» **Data under study**
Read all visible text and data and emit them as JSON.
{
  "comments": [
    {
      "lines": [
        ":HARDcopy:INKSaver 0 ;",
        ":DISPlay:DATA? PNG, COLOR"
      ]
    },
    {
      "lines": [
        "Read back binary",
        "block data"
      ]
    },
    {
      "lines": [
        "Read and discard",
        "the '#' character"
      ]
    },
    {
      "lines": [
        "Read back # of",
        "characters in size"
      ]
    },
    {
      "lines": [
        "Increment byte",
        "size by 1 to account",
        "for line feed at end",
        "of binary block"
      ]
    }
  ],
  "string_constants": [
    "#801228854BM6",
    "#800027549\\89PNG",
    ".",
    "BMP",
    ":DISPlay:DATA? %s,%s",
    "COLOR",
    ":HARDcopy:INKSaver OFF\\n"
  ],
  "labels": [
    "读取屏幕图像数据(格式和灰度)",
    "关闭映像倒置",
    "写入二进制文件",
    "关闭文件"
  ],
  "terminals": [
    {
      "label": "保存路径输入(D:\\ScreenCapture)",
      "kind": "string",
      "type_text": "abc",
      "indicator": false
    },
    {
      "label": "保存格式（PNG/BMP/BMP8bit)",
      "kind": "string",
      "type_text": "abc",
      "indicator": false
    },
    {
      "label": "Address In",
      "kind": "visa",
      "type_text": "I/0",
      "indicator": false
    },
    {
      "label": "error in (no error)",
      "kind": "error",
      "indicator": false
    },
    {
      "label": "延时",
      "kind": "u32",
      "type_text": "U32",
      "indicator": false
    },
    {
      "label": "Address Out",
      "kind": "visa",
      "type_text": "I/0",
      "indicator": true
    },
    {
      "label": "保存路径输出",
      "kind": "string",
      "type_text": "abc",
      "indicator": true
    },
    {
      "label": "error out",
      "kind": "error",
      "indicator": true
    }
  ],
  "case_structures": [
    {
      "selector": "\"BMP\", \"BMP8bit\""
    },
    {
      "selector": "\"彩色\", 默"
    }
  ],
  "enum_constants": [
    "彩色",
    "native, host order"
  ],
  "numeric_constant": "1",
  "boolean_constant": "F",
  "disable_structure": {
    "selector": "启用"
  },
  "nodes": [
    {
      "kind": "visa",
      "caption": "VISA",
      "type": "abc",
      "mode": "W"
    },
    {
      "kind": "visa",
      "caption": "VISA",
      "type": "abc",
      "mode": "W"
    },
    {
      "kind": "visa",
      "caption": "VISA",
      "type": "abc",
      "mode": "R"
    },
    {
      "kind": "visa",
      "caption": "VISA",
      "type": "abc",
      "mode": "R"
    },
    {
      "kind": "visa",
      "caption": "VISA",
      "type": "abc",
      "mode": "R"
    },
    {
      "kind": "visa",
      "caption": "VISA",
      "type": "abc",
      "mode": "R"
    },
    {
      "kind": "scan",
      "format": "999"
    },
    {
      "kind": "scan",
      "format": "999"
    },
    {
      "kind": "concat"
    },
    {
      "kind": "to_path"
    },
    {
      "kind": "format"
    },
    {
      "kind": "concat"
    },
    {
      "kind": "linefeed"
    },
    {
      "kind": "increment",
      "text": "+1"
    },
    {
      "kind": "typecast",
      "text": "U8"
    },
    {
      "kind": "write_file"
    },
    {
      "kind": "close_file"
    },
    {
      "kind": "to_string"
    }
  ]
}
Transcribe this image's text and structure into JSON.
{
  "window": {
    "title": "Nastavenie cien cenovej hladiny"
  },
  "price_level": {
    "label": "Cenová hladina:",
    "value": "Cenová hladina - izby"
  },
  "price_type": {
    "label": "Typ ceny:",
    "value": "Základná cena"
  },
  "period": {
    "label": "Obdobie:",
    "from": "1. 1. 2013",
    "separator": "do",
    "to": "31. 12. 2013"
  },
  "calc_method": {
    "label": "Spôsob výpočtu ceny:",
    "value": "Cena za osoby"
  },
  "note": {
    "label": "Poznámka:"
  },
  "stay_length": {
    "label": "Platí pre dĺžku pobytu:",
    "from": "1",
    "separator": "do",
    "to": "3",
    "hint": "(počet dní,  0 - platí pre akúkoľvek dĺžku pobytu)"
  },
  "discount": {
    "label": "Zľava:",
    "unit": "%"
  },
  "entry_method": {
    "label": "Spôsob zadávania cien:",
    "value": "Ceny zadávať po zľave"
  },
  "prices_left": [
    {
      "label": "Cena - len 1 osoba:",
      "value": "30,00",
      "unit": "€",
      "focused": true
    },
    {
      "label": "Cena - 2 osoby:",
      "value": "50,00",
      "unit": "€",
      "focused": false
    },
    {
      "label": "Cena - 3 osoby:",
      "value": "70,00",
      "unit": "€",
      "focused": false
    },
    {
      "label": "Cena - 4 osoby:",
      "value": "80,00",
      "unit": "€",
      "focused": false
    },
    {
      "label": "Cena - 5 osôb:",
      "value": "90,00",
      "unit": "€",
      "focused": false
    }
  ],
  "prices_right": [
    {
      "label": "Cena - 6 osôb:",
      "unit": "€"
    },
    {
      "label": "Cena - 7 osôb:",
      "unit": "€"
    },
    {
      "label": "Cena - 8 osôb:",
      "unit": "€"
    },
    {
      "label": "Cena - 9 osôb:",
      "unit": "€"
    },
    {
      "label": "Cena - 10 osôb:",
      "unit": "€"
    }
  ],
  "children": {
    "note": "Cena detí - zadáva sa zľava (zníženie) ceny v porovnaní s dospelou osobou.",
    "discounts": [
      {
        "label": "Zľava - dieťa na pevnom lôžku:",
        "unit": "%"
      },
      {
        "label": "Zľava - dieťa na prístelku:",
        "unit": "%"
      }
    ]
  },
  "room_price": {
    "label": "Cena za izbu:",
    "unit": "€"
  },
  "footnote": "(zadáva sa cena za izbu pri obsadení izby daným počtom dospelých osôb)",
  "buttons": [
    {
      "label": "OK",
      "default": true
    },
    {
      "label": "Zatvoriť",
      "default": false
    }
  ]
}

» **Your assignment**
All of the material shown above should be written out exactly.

» **Written solution**
Read all visible text and data and emit them as JSON.
{
  "comments": [
    {
      "lines": [
        ":HARDcopy:INKSaver 0 ;",
        ":DISPlay:DATA? PNG, COLOR"
      ]
    },
    {
      "lines": [
        "Read back binary",
        "block data"
      ]
    },
    {
      "lines": [
        "Read and discard",
        "the '#' character"
      ]
    },
    {
      "lines": [
        "Read back # of",
        "characters in size"
      ]
    },
    {
      "lines": [
        "Increment byte",
        "size by 1 to account",
        "for line feed at end",
        "of binary block"
      ]
    }
  ],
  "string_constants": [
    "#801228854BM6",
    "#800027549\\89PNG",
    ".",
    "BMP",
    ":DISPlay:DATA? %s,%s",
    "COLOR",
    ":HARDcopy:INKSaver OFF\\n"
  ],
  "labels": [
    "读取屏幕图像数据(格式和灰度)",
    "关闭映像倒置",
    "写入二进制文件",
    "关闭文件"
  ],
  "terminals": [
    {
      "label": "保存路径输入(D:\\ScreenCapture)",
      "kind": "string",
      "type_text": "abc",
      "indicator": false
    },
    {
      "label": "保存格式（PNG/BMP/BMP8bit)",
      "kind": "string",
      "type_text": "abc",
      "indicator": false
    },
    {
      "label": "Address In",
      "kind": "visa",
      "type_text": "I/0",
      "indicator": false
    },
    {
      "label": "error in (no error)",
      "kind": "error",
      "indicator": false
    },
    {
      "label": "延时",
      "kind": "u32",
      "type_text": "U32",
      "indicator": false
    },
    {
      "label": "Address Out",
      "kind": "visa",
      "type_text": "I/0",
      "indicator": true
    },
    {
      "label": "保存路径输出",
      "kind": "string",
      "type_text": "abc",
      "indicator": true
    },
    {
      "label": "error out",
      "kind": "error",
      "indicator": true
    }
  ],
  "case_structures": [
    {
      "selector": "\"BMP\", \"BMP8bit\""
    },
    {
      "selector": "\"彩色\", 默"
    }
  ],
  "enum_constants": [
    "彩色",
    "native, host order"
  ],
  "numeric_constant": "1",
  "boolean_constant": "F",
  "disable_structure": {
    "selector": "启用"
  },
  "nodes": [
    {
      "kind": "visa",
      "caption": "VISA",
      "type": "abc",
      "mode": "W"
    },
    {
      "kind": "visa",
      "caption": "VISA",
      "type": "abc",
      "mode": "W"
    },
    {
      "kind": "visa",
      "caption": "VISA",
      "type": "abc",
      "mode": "R"
    },
    {
      "kind": "visa",
      "caption": "VISA",
      "type": "abc",
      "mode": "R"
    },
    {
      "kind": "visa",
      "caption": "VISA",
      "type": "abc",
      "mode": "R"
    },
    {
      "kind": "visa",
      "caption": "VISA",
      "type": "abc",
      "mode": "R"
    },
    {
      "kind": "scan",
      "format": "999"
    },
    {
      "kind": "scan",
      "format": "999"
    },
    {
      "kind": "concat"
    },
    {
      "kind": "to_path"
    },
    {
      "kind": "format"
    },
    {
      "kind": "concat"
    },
    {
      "kind": "linefeed"
    },
    {
      "kind": "increment",
      "text": "+1"
    },
    {
      "kind": "typecast",
      "text": "U8"
    },
    {
      "kind": "write_file"
    },
    {
      "kind": "close_file"
    },
    {
      "kind": "to_string"
    }
  ]
}
Transcribe this image's text and structure into JSON.
{
  "window": {
    "title": "Nastavenie cien cenovej hladiny"
  },
  "price_level": {
    "label": "Cenová hladina:",
    "value": "Cenová hladina - izby"
  },
  "price_type": {
    "label": "Typ ceny:",
    "value": "Základná cena"
  },
  "period": {
    "label": "Obdobie:",
    "from": "1. 1. 2013",
    "separator": "do",
    "to": "31. 12. 2013"
  },
  "calc_method": {
    "label": "Spôsob výpočtu ceny:",
    "value": "Cena za osoby"
  },
  "note": {
    "label": "Poznámka:"
  },
  "stay_length": {
    "label": "Platí pre dĺžku pobytu:",
    "from": "1",
    "separator": "do",
    "to": "3",
    "hint": "(počet dní,  0 - platí pre akúkoľvek dĺžku pobytu)"
  },
  "discount": {
    "label": "Zľava:",
    "unit": "%"
  },
  "entry_method": {
    "label": "Spôsob zadávania cien:",
    "value": "Ceny zadávať po zľave"
  },
  "prices_left": [
    {
      "label": "Cena - len 1 osoba:",
      "value": "30,00",
      "unit": "€",
      "focused": true
    },
    {
      "label": "Cena - 2 osoby:",
      "value": "50,00",
      "unit": "€",
      "focused": false
    },
    {
      "label": "Cena - 3 osoby:",
      "value": "70,00",
      "unit": "€",
      "focused": false
    },
    {
      "label": "Cena - 4 osoby:",
      "value": "80,00",
      "unit": "€",
      "focused": false
    },
    {
      "label": "Cena - 5 osôb:",
      "value": "90,00",
      "unit": "€",
      "focused": false
    }
  ],
  "prices_right": [
    {
      "label": "Cena - 6 osôb:",
      "unit": "€"
    },
    {
      "label": "Cena - 7 osôb:",
      "unit": "€"
    },
    {
      "label": "Cena - 8 osôb:",
      "unit": "€"
    },
    {
      "label": "Cena - 9 osôb:",
      "unit": "€"
    },
    {
      "label": "Cena - 10 osôb:",
      "unit": "€"
    }
  ],
  "children": {
    "note": "Cena detí - zadáva sa zľava (zníženie) ceny v porovnaní s dospelou osobou.",
    "discounts": [
      {
        "label": "Zľava - dieťa na pevnom lôžku:",
        "unit": "%"
      },
      {
        "label": "Zľava - dieťa na prístelku:",
        "unit": "%"
      }
    ]
  },
  "room_price": {
    "label": "Cena za izbu:",
    "unit": "€"
  },
  "footnote": "(zadáva sa cena za izbu pri obsadení izby daným počtom dospelých osôb)",
  "buttons": [
    {
      "label": "OK",
      "default": true
    },
    {
      "label": "Zatvoriť",
      "default": false
    }
  ]
}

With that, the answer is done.